Ilana Gershon, Indiana University
Thursday, March 10, 2011; 3:15pm-5:15pm

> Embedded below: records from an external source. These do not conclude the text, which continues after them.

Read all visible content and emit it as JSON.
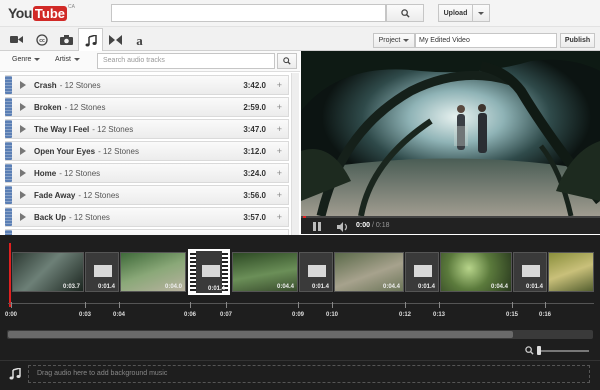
{
  "header": {
    "logo_you": "You",
    "logo_tube": "Tube",
    "logo_cc": "CA",
    "upload_label": "Upload"
  },
  "tabs": [
    "video-camera-icon",
    "cc-icon",
    "photo-camera-icon",
    "music-note-icon",
    "transitions-icon",
    "text-icon"
  ],
  "project": {
    "project_label": "Project",
    "name_value": "My Edited Video",
    "publish_label": "Publish"
  },
  "audio": {
    "genre_label": "Genre",
    "artist_label": "Artist",
    "search_placeholder": "Search audio tracks",
    "tracks": [
      {
        "name": "Crash",
        "artist": "- 12 Stones",
        "duration": "3:42.0"
      },
      {
        "name": "Broken",
        "artist": "- 12 Stones",
        "duration": "2:59.0"
      },
      {
        "name": "The Way I Feel",
        "artist": "- 12 Stones",
        "duration": "3:47.0"
      },
      {
        "name": "Open Your Eyes",
        "artist": "- 12 Stones",
        "duration": "3:12.0"
      },
      {
        "name": "Home",
        "artist": "- 12 Stones",
        "duration": "3:24.0"
      },
      {
        "name": "Fade Away",
        "artist": "- 12 Stones",
        "duration": "3:56.0"
      },
      {
        "name": "Back Up",
        "artist": "- 12 Stones",
        "duration": "3:57.0"
      }
    ]
  },
  "player": {
    "time_current": "0:00",
    "time_total": "/ 0:18"
  },
  "timeline": {
    "clip_labels": [
      "0:03.7",
      "0:01.4",
      "0:04.0",
      "0:01.4",
      "0:04.4",
      "0:01.4",
      "0:04.4",
      "0:01.4",
      "0:04.4",
      "0:01.4"
    ],
    "tick_labels": [
      "0:00",
      "0:03",
      "0:04",
      "0:06",
      "0:07",
      "0:09",
      "0:10",
      "0:12",
      "0:13",
      "0:15",
      "0:16"
    ],
    "drop_hint": "Drag audio here to add background music"
  },
  "colors": {
    "brand_red": "#d12a27",
    "grip_blue": "#5b7fb5",
    "playhead_red": "#e02020"
  }
}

In this workshop, we will explore the often blurry line between research and pedagogy for current scholars of new media and language. When teaching texts about new media, students will often respond with accounts of their new media practices that surprise and illuminate, in short, potential research projects. We will discuss how to transform classroom discussions into viable research projects. Turning to students as research subjects encourages us to address how accurate the concept of “digital native” is in describing generational divides. We will also address how to take into account the ethical conundrums of moving from a teacher/student relationship to a researcher/research subject relationship. Finally, we will examine the interplay between classroom discussions and research as one continues to interview and write up research while teaching. Using undergraduate breakup narratives involving new media as a primary example, we will also discuss the different methodological insights one gets from interviewing students about their wide range of media use or from analyzing their actual practices. Our goal will be to share insights based on our teaching and research experiences that explores some of the assumptions underlying “digital native”; and address the ethical and methodological complexities when our pedagogical and analytical labor overlap.
© 2010 GURT 2011 | Organized by Deborah Tannen & Anna Trester